by Wan Zafran Pawancheek
Published July 16, 2016
Appellate courts are generally less inclined to disturb a trial judge’s decision.
The “we can’t/shouldn’t question the trial judge” method that the appellate courts prefer in post-trial matters is common. But it’s unnecessarily restrictive, and unfair.
I cite, and prefer, Lord Atkin’s dissent in “The Eurymedon”  73 LL.L Rep. 217:
“… It is, in my opinion, a mistake to suppose that the decision of this House in the Hontestroom,  AC 37, laid down as a proposition of law that an appellate tribunal must in all cases accept the findings of a trial Judge where he purports to base these on his belief in the credibility of particular witnesses. No Court can so restrict its statutory jurisdiction; and in these days, where civil cases involving important questions of credit and reputation and even of liberty are determined by a Judge alone, it is of great importance that the full jurisdiction should be maintained.”

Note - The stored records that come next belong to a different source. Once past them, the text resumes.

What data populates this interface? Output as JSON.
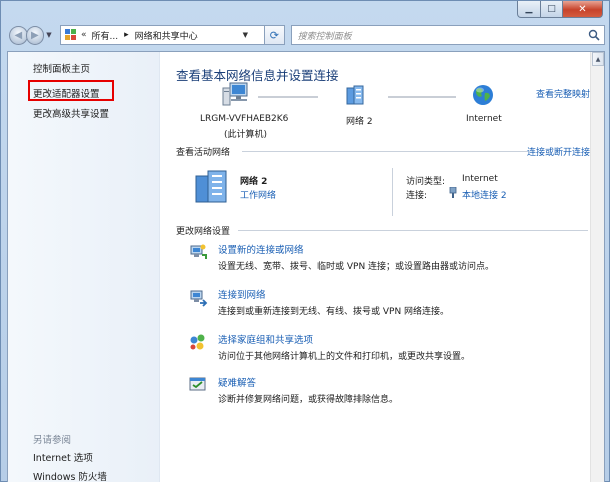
{
  "window": {
    "minimize_glyph": "▁",
    "maximize_glyph": "□",
    "close_glyph": "✕"
  },
  "address_bar": {
    "chevron": "«",
    "segment_1": "所有...",
    "separator": "▸",
    "segment_2": "网络和共享中心",
    "search_placeholder": "搜索控制面板"
  },
  "sidebar": {
    "items": [
      {
        "label": "控制面板主页"
      },
      {
        "label": "更改适配器设置"
      },
      {
        "label": "更改高级共享设置"
      }
    ],
    "see_also_heading": "另请参阅",
    "see_also_items": [
      {
        "label": "Internet 选项"
      },
      {
        "label": "Windows 防火墙"
      }
    ]
  },
  "main": {
    "title": "查看基本网络信息并设置连接",
    "full_map_link": "查看完整映射",
    "network_map": {
      "computer_name": "LRGM-VVFHAEB2K6",
      "computer_sub": "(此计算机)",
      "network_name": "网络  2",
      "internet_label": "Internet"
    },
    "active_networks_heading": "查看活动网络",
    "connect_disconnect_link": "连接或断开连接",
    "active_network": {
      "name": "网络  2",
      "type": "工作网络",
      "access_type_label": "访问类型:",
      "access_type_value": "Internet",
      "connection_label": "连接:",
      "connection_value": "本地连接 2"
    },
    "change_settings_heading": "更改网络设置",
    "tasks": [
      {
        "title": "设置新的连接或网络",
        "desc": "设置无线、宽带、拨号、临时或 VPN 连接；或设置路由器或访问点。"
      },
      {
        "title": "连接到网络",
        "desc": "连接到或重新连接到无线、有线、拨号或 VPN 网络连接。"
      },
      {
        "title": "选择家庭组和共享选项",
        "desc": "访问位于其他网络计算机上的文件和打印机，或更改共享设置。"
      },
      {
        "title": "疑难解答",
        "desc": "诊断并修复网络问题，或获得故障排除信息。"
      }
    ]
  },
  "colors": {
    "link": "#1a5fb4",
    "title": "#1a3e78",
    "highlight_box": "#e60000"
  }
}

Trial judges aren’t always sharp. This usually has nothing to do with intelligence; most of them are just swamped with judicial work, and the weaker ones tend to miss out on the details. Some may even misinterpret, or err on significant points that could sway liability or quantum fully. Hence, appeals.
Thus, given the judicial tendency to berate less senior lawyers for producing allegedly lacking work, then:
Appellate judges, being the more learned and experienced of their kind, ought to be just as proactive in questioning the work of their junior brethrens too.
When an appeal has been filed to challenge the trial judge’s decision, appellate judges should not immediately presume a trial judge’s correctness. (They should be curious, and should investigate the authoritative record of appeal itself, rather than presume that all is well with the trial judge’s appreciation of the facts.)